- Opening Delimiter -
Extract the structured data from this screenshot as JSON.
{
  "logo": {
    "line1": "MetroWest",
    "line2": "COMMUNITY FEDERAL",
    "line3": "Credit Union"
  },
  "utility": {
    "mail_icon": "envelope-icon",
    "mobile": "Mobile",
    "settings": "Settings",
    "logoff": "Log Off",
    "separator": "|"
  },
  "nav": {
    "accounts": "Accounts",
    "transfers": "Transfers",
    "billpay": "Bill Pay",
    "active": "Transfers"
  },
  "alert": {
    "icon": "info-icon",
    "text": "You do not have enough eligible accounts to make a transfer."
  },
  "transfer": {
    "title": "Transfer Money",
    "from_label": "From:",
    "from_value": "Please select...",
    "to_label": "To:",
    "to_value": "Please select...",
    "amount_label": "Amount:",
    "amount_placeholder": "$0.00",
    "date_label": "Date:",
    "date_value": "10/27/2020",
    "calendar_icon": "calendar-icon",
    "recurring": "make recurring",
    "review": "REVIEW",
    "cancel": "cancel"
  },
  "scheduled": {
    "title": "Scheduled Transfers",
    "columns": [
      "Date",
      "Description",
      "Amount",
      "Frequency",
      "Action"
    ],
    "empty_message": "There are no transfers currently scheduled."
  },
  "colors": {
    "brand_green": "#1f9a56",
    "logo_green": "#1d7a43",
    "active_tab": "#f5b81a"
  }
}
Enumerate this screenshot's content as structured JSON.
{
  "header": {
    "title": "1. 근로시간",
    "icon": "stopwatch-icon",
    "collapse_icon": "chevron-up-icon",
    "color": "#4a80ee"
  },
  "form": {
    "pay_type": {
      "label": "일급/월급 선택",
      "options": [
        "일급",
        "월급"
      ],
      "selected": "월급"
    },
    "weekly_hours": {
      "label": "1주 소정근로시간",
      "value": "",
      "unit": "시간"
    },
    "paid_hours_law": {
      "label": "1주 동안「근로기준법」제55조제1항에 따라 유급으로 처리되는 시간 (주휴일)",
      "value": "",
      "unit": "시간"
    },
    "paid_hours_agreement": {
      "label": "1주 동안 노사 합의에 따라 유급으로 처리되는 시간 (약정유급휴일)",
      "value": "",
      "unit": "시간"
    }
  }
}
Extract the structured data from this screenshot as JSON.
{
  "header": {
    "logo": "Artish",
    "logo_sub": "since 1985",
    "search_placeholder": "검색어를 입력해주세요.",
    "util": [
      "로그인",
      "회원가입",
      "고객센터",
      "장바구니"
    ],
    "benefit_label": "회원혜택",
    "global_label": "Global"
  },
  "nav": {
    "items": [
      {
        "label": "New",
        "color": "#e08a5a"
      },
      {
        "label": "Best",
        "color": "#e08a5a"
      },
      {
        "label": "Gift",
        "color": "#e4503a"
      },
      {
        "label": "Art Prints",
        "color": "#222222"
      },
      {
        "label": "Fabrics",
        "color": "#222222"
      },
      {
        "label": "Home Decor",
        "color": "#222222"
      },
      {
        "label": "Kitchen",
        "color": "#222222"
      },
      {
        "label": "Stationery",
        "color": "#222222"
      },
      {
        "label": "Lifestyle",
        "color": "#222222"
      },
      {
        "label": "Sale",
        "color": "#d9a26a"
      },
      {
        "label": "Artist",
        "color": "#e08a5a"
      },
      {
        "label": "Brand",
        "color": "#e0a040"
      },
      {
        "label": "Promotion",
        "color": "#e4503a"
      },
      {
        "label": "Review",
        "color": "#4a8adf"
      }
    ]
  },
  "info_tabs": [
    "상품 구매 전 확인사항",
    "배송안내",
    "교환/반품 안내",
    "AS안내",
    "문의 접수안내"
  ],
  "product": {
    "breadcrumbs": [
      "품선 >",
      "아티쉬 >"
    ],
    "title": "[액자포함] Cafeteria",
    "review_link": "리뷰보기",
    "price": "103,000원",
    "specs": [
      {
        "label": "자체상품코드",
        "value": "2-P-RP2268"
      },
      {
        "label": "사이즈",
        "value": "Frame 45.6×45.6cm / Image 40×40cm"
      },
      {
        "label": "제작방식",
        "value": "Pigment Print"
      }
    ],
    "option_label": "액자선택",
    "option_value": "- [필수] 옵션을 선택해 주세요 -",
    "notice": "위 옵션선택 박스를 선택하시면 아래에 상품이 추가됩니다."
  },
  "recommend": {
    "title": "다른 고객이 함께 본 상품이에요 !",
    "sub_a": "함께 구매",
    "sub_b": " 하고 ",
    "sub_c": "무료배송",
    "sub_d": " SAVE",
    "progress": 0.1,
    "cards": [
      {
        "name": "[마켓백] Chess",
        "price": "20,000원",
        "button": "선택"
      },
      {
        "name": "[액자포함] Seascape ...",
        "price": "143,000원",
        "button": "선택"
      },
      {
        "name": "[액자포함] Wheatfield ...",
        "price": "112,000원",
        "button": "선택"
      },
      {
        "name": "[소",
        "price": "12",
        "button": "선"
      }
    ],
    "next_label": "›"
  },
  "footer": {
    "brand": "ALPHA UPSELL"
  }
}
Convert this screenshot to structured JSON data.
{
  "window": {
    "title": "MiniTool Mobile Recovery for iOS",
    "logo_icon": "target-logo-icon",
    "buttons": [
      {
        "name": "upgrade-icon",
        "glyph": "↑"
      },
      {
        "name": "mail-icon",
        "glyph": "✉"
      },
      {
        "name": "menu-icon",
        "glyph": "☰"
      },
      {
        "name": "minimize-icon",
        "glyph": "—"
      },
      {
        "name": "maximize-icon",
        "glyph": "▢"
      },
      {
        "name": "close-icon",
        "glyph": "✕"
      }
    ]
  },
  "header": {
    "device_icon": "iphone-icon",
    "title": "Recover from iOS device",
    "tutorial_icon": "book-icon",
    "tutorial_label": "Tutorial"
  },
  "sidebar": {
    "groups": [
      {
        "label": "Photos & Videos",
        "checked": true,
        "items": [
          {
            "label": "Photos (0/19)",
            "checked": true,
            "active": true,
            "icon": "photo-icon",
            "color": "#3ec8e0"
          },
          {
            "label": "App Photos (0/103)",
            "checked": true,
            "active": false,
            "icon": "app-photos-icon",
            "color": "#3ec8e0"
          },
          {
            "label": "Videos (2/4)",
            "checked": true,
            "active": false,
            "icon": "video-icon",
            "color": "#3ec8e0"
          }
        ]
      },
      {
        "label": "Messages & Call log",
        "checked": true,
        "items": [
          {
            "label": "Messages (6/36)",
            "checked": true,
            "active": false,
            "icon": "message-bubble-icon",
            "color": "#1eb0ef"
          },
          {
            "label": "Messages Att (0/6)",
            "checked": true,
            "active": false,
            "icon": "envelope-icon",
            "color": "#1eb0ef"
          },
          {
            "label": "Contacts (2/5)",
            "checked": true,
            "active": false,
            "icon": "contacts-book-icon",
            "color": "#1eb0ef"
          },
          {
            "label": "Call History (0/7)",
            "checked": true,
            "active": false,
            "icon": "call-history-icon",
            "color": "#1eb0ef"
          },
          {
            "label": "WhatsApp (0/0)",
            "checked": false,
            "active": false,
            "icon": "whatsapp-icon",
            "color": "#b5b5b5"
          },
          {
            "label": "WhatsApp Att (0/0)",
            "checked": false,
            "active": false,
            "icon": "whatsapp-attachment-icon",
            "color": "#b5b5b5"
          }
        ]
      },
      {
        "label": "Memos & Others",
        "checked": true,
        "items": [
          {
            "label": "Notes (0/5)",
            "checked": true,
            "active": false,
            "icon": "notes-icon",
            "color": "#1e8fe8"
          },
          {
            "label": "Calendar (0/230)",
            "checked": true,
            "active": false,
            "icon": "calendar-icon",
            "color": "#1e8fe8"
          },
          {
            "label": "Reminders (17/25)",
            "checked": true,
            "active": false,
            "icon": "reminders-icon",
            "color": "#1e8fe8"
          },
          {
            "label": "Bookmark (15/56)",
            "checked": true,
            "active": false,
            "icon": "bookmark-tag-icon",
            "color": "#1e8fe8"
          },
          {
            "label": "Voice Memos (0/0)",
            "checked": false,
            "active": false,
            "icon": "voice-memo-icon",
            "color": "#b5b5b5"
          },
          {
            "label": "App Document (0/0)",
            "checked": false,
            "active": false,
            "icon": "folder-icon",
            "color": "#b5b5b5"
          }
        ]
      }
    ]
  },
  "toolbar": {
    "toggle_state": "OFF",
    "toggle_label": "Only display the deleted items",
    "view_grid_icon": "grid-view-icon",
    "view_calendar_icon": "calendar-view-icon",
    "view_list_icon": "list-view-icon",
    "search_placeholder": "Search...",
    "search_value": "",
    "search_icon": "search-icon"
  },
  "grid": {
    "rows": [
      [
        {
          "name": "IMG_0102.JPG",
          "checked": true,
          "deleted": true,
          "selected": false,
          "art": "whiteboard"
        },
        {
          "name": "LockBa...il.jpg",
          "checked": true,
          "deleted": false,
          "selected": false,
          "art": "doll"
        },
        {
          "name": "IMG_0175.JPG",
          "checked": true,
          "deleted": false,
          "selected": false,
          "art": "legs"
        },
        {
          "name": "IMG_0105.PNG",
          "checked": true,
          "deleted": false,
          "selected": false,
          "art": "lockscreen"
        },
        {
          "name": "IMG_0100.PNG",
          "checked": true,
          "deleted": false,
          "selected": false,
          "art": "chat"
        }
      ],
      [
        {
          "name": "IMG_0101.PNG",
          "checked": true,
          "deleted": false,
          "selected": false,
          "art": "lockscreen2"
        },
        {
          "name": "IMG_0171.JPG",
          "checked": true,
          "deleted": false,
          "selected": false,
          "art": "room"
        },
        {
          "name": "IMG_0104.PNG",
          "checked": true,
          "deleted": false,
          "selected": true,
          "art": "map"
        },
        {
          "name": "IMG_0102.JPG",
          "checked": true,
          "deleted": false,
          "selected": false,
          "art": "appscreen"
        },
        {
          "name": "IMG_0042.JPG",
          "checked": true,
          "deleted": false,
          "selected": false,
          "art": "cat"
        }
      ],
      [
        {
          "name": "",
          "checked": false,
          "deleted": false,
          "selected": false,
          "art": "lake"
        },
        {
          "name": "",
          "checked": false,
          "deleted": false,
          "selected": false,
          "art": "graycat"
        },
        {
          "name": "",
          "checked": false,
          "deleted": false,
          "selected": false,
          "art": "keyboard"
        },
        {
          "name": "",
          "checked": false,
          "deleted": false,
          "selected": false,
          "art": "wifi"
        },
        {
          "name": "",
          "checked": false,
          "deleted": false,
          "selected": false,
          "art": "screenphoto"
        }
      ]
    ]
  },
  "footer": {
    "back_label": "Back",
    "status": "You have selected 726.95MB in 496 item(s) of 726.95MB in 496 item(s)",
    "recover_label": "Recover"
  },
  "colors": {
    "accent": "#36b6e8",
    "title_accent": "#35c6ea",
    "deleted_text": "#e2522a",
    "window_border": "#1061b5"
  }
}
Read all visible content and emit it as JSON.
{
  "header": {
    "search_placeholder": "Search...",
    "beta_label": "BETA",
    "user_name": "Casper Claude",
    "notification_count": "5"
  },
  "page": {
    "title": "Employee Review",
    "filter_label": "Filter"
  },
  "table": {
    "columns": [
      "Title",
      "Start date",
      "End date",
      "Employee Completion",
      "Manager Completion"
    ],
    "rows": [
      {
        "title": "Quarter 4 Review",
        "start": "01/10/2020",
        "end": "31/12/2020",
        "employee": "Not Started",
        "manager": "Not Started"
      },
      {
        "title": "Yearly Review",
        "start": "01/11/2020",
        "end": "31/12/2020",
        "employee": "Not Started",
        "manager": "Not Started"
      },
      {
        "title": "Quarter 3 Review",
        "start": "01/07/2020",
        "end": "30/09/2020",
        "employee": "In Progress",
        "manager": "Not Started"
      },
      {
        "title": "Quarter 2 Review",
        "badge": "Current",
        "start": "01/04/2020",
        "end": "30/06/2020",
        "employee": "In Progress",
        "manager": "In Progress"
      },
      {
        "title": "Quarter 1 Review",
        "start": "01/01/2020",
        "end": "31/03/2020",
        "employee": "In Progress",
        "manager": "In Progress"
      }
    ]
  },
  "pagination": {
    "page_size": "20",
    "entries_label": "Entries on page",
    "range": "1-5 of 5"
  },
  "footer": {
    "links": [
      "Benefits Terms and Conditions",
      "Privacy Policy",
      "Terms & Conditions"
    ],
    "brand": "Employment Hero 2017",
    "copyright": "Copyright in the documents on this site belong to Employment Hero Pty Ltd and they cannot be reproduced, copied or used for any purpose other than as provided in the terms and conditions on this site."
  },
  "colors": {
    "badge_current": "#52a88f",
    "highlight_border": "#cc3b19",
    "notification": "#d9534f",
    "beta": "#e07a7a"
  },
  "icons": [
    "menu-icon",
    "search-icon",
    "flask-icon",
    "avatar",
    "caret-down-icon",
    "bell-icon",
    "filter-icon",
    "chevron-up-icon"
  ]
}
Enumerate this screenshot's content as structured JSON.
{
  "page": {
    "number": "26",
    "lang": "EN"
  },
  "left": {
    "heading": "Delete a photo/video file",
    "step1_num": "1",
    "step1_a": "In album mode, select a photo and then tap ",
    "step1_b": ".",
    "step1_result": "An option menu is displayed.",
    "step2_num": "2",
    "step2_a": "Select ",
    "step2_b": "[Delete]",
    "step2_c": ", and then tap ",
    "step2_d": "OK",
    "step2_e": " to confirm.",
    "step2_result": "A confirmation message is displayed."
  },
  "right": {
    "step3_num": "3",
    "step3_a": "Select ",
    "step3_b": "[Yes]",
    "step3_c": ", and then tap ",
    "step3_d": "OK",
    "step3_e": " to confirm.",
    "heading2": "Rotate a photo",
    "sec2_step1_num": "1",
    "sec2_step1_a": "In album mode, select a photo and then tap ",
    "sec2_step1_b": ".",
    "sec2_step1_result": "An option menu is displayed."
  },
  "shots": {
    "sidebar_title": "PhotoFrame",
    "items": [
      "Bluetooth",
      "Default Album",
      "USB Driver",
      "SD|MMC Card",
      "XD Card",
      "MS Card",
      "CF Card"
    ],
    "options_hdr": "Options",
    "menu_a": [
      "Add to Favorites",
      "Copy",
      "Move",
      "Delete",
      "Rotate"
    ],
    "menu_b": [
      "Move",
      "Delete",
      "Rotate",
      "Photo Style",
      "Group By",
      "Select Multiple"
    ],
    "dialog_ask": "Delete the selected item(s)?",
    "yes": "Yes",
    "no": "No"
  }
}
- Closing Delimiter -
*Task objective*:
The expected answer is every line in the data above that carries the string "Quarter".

*Result of the exercise*:
        "title": "Quarter 4 Review",
        "title": "Quarter 3 Review",
        "title": "Quarter 2 Review",
        "title": "Quarter 1 Review",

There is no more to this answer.